» Available records
↓↓↓

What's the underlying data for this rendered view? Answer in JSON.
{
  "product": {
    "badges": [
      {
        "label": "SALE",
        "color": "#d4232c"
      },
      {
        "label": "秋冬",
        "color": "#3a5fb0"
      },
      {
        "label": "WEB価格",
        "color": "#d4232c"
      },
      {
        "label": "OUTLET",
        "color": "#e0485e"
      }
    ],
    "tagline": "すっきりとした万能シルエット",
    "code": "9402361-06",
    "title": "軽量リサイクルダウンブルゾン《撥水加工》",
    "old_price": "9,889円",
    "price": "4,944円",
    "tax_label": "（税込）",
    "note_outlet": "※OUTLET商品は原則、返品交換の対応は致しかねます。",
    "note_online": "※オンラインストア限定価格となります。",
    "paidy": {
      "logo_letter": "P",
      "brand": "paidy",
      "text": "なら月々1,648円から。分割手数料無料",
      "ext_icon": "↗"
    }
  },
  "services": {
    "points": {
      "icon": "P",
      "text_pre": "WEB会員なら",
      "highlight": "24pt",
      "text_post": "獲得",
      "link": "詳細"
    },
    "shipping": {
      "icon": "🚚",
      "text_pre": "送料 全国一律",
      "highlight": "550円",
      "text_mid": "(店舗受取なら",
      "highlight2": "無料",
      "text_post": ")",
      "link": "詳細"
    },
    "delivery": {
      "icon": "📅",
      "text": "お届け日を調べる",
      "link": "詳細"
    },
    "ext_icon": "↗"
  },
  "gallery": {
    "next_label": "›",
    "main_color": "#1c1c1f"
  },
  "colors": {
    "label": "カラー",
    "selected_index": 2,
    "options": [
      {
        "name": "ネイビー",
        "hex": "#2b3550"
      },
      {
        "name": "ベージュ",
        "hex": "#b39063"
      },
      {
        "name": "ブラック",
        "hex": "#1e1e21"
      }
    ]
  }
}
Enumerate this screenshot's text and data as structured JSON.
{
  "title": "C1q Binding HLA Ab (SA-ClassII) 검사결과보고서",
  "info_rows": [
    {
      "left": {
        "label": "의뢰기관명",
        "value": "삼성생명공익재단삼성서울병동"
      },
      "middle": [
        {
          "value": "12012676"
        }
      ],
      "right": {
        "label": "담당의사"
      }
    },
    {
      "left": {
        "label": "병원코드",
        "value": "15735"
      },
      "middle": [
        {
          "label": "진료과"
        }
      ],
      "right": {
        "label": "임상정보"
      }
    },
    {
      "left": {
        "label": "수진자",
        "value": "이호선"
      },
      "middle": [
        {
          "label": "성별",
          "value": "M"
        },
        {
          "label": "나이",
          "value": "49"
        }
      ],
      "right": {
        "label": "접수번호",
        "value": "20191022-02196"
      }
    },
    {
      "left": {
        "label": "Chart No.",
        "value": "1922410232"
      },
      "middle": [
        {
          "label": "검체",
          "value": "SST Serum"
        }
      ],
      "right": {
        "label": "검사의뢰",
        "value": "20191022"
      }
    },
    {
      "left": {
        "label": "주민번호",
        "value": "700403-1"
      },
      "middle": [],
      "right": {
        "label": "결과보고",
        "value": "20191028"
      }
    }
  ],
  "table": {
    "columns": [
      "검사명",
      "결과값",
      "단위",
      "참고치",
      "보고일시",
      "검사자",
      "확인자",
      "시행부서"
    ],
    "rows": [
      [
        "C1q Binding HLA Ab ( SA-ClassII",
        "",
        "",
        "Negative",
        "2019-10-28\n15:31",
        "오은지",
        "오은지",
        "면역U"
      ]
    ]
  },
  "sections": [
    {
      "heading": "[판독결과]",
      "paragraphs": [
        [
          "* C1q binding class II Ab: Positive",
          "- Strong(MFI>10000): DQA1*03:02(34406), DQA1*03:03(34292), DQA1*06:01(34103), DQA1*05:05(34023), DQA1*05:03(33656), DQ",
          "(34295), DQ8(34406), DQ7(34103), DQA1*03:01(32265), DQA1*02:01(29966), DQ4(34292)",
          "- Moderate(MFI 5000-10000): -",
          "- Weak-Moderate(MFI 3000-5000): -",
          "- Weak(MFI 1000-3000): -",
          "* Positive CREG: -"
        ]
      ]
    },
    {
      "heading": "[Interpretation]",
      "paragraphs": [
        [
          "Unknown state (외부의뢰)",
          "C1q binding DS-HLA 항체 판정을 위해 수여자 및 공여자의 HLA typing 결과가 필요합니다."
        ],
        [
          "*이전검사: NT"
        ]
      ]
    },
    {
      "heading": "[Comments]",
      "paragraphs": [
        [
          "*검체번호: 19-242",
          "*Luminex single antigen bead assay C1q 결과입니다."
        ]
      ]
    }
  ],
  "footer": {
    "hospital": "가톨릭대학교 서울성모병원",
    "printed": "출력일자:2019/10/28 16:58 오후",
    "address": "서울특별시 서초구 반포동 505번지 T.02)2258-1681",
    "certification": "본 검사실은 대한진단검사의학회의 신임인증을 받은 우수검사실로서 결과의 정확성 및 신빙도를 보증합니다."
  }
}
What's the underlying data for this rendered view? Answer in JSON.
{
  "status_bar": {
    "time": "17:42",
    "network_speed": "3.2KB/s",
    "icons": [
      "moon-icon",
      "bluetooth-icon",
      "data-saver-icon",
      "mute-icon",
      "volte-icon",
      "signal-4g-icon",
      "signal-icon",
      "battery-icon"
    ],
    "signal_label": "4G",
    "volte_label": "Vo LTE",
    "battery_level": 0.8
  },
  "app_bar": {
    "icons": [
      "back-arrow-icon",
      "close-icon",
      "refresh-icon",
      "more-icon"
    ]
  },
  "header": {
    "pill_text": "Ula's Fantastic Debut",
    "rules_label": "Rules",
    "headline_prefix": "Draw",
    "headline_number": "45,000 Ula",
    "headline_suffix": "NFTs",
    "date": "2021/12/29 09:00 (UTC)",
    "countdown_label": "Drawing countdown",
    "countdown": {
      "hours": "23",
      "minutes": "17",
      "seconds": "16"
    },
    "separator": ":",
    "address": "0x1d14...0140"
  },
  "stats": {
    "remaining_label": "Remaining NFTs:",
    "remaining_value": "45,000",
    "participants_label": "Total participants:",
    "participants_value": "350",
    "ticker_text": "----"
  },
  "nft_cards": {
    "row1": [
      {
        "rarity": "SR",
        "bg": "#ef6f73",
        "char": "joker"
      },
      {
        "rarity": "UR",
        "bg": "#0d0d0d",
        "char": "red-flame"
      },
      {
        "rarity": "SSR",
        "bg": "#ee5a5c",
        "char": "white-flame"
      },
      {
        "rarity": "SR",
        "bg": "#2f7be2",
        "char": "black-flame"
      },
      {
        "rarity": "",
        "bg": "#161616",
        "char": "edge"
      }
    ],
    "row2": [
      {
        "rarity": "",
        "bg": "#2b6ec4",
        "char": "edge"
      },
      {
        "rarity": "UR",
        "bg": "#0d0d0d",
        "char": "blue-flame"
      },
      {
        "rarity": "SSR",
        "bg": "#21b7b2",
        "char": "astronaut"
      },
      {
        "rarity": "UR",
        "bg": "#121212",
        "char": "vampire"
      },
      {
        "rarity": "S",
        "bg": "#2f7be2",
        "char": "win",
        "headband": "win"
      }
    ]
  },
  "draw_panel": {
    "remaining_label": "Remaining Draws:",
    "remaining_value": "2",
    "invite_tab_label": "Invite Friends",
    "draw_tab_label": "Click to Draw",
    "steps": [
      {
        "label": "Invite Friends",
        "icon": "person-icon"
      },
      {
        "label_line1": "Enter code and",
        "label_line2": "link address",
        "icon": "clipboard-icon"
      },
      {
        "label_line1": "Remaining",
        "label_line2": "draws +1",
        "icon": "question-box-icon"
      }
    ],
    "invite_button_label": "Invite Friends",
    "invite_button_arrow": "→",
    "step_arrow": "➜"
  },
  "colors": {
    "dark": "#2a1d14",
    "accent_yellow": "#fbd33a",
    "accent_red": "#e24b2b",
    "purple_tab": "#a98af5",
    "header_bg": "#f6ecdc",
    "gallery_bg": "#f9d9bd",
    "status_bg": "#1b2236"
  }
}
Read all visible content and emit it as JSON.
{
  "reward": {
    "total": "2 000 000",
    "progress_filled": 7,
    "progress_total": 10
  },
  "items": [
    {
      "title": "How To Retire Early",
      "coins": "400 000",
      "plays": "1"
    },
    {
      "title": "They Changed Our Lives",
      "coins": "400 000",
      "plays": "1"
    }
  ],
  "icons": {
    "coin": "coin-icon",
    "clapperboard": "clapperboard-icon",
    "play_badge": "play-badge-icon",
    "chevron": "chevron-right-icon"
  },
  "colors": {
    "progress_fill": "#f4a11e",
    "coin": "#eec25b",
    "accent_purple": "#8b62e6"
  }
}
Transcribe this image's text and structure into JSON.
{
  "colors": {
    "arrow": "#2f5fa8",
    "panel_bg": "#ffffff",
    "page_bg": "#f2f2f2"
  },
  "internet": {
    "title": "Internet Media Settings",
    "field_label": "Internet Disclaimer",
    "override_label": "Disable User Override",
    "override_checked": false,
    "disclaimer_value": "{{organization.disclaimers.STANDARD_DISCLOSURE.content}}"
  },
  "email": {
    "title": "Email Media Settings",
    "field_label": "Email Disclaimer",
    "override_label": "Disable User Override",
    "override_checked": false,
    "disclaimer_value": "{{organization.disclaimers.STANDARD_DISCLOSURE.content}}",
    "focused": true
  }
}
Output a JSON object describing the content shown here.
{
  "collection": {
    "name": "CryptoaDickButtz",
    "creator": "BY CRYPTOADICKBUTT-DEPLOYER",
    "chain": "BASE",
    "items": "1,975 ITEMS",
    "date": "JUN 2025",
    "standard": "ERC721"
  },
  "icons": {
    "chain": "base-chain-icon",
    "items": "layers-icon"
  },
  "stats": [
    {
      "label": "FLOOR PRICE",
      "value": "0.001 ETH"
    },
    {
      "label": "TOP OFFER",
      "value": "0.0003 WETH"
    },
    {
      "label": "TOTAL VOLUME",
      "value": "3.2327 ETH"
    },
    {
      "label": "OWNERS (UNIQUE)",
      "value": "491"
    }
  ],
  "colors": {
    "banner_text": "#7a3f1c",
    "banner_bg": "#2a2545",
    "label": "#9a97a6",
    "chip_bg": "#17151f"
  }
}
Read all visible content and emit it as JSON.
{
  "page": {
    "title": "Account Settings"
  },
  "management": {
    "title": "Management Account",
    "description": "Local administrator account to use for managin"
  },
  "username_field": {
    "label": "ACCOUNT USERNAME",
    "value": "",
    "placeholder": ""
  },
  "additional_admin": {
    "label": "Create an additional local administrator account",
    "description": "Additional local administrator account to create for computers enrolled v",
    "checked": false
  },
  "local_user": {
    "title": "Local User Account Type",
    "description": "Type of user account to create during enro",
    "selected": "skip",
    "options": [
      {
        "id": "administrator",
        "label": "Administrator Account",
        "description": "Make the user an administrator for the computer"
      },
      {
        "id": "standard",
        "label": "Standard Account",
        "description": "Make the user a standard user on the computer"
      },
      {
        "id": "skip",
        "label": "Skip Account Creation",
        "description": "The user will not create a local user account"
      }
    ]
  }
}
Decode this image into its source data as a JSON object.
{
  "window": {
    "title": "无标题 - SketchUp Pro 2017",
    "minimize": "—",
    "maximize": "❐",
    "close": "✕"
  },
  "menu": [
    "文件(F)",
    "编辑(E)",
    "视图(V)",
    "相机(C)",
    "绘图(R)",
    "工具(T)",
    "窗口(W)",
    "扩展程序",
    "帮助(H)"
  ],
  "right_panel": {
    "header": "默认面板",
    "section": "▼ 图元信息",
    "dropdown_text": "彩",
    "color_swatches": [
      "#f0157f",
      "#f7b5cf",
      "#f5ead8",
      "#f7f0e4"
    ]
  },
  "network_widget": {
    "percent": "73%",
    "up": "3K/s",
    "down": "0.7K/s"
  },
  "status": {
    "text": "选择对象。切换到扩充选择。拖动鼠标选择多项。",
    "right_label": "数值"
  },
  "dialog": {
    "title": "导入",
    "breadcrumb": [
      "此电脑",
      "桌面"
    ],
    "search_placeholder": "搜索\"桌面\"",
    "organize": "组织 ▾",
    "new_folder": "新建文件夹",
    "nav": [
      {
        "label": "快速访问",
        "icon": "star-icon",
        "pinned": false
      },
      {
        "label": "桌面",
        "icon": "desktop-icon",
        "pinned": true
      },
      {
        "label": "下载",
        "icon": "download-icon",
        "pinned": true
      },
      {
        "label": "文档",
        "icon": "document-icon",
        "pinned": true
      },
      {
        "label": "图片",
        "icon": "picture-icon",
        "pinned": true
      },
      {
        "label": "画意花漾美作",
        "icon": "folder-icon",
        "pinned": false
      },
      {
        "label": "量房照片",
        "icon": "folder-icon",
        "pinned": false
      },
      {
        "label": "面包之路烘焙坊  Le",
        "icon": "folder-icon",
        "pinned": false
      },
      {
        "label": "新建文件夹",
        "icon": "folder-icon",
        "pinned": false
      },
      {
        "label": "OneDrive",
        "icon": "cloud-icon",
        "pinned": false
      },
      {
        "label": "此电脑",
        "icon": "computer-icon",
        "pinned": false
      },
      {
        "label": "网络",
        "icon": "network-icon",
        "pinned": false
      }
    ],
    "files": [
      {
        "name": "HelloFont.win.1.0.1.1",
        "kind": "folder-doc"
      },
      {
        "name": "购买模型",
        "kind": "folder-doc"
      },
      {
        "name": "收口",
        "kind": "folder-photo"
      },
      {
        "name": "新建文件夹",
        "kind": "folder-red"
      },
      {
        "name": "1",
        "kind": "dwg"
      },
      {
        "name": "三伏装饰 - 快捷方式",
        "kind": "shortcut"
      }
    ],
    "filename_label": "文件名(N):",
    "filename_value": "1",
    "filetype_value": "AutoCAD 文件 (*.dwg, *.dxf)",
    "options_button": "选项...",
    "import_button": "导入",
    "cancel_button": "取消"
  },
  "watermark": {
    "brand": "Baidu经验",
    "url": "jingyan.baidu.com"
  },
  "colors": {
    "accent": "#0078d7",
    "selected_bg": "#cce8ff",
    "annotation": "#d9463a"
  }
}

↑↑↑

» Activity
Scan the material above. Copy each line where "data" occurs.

» Answer box
What's the underlying data for this rendered view? Answer in JSON.
Enumerate this screenshot's text and data as structured JSON.
What's the underlying data for this rendered view? Answer in JSON.
      "data-saver-icon",
Decode this image into its source data as a JSON object.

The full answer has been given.